Electric current must always be induced by relative motion between the two coils.
The relative motion of the two coils is not required to generate an electric current.
When the iron rod is placed axially into the coils, the induced current decreases.
None of these
Ans: Option b. Is correct. Faraday demonstrated in the third experiment that relative motion is not required to induce a current in the primary coil. When an iron rod is inserted into the coils parallel to their axis, the deflection increases considerably.
5. When a magnet is brought close to a coil:
then induced e.m.f will be:
more in (i) case
less in (i) case
equal in both cases
depends on the radius of the ring
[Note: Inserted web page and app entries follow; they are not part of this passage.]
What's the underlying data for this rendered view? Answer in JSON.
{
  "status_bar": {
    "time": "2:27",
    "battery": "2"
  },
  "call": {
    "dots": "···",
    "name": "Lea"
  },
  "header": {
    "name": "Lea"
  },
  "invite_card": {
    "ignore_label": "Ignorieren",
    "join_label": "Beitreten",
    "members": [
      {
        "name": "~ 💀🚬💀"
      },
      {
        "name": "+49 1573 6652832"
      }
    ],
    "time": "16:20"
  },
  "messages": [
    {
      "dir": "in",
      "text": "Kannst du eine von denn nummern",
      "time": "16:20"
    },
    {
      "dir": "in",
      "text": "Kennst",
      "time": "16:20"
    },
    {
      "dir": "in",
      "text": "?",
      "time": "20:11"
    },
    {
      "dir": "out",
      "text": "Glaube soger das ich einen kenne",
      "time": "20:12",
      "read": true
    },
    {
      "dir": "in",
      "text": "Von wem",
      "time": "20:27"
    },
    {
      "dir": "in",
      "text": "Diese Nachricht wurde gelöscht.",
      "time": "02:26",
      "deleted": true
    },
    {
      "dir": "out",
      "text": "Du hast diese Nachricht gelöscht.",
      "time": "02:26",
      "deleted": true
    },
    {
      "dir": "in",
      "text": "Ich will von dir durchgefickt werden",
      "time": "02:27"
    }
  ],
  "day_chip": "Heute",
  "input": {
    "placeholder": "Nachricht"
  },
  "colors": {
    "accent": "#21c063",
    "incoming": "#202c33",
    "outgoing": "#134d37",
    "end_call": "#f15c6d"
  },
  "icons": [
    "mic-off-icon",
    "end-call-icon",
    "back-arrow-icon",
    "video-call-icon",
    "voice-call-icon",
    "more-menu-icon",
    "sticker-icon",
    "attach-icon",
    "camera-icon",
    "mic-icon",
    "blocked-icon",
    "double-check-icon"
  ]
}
Ans: Option a. is correct. When a magnet is rapidly brought near a coil, the number of magnetic fields travelling through the coil changes more speedily, causing the coil to produce more emf.
When a magnet is slowly brought to a coil, the number of magnetic fields travelling through the coil varies slowly, causing the coil to induce less emf.
6. The primary coil is attached to the galvanometer in Faraday and Henry's second experiment, while the secondary coil is connected to a battery. When the primary coil is rotated around its axis, then:
The current will induce in the primary coil
There will be no current generated in the primary coil
The primary coil will create a momentary current.
Ans: Option b. Is correct. According to Faraday and Henry's second experiment, we can say that when a current-carrying coil is moved closer or away from another coil, an emf is induced in the coil.
A current will get induced in the coil if the circuit in which the coil is connected is closed.
To create a current in the coil, relative motion between the two coils is required.
When the primary coil is rotated around its axis in the given situation, there will be no relative motion between the primary and secondary coils.
There will be no current in the primary coil since there is no relative motion between the primary and secondary coils.
Faraday has done some praiseworthy work in his years of discoveries. Along with his fellow scientist, Faraday derived words such as electrodes, anodes, and ions for his experiments and was considered futuristic names
This is all about the experiments conducted by Faraday and Henry with a simpler explanation. Focus on how they worked on such experiments and postulated the theories we study today. Study these experiments carefully and understand their outcomes.
FAQs on Experiments of Faraday and Henry
1. What was the Observation and Conclusion of the First Experiment of Faraday and Henry?
In the first experiment, it was observed that when the bar magnet was moved closer towards the coil when stationary with the north pole of the magnet facing the coil, there was a deflection in the galvanometer needle indicating the presence of current in the circuit.
The deflection was observed only during the time interval when the magnet was in motion. When the magnet was moved towards the coil and the south pole towards the coil, the deflection was observed in the opposite direction, indicating that the current developed was in the opposite direction to that induced by the north pole. The deflection was also observed when the magnet was stationary and larger deflection was observed when the motion of the magnet is increased. By this, Faraday also concluded that the effect that magnet gave in one way was the same as the effect when the magnet was moved the other way.
2. Note Down the Observation of the Second Experiment of Faraday.
The second experiment holds a lot of significance as well. When two coils carrying current are placed opposite to each other, it is observed that when any one of the coils is moved then there is deflection in the galvanometer. It is observed that when the secondary coil is moved towards the primary coil, it shows deflection in one direction and when moved away from the primary coil, the galvanometer shows deflection in the opposite direction. Analogous to the first experiment, in the second experiment also, the magnitude of deflection in the galvanometer changes according to the speed of movement of the secondary coil.